[A]lthough opportunities may exist for some no-cost emission reductions, these California studies substantially underestimate the cost of meeting California’s 2020 target…. by omitting important components of the costs of emission reduction efforts, and by overestimating offsetting savings that some of those efforts yield through improved energy efficiency. In some cases, the studies focus on the costs of particular actions to reduce emissions, but fail to consider the effectiveness and costs of policies that would be necessary to bring about such actions. While quantifying the full extent of the resulting cost underestimation is beyond the scope of our study, the underestimation is clearly economically significant. A few of the identified flaws individually lead to underestimation of annual costs on the order of billions of dollars.
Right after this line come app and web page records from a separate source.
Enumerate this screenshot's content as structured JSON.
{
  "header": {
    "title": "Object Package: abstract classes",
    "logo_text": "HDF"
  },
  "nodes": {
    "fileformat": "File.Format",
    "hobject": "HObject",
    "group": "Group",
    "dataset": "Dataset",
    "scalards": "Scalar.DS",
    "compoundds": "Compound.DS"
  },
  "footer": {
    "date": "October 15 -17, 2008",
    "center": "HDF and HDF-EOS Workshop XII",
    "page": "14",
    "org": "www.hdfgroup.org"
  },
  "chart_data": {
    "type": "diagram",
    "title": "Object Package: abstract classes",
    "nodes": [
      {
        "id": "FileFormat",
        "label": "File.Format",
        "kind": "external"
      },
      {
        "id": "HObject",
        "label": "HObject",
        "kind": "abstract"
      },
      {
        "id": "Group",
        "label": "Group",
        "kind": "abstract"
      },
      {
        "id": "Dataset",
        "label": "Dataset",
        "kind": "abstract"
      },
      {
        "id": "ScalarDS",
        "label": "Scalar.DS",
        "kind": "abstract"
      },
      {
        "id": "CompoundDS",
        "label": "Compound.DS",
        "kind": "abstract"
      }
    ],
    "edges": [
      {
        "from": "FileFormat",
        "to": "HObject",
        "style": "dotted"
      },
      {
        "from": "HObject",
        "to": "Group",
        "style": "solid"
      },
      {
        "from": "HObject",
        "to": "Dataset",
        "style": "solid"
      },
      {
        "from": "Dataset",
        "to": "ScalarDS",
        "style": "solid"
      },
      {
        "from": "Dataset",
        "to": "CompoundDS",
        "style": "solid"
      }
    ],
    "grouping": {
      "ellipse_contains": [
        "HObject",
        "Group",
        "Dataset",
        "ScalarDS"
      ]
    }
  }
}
Billions of dollars of underestimated costs is no small mistake (calling into question whether the initial researchers faced political pressure to deliver that “no net cost” verdict), and these results could mean serious repercussions for a state that’s already facing a looming fiscal crisis, not to mention the ongoing costs of recovery for the 2007 wildfires for both the federal and state government.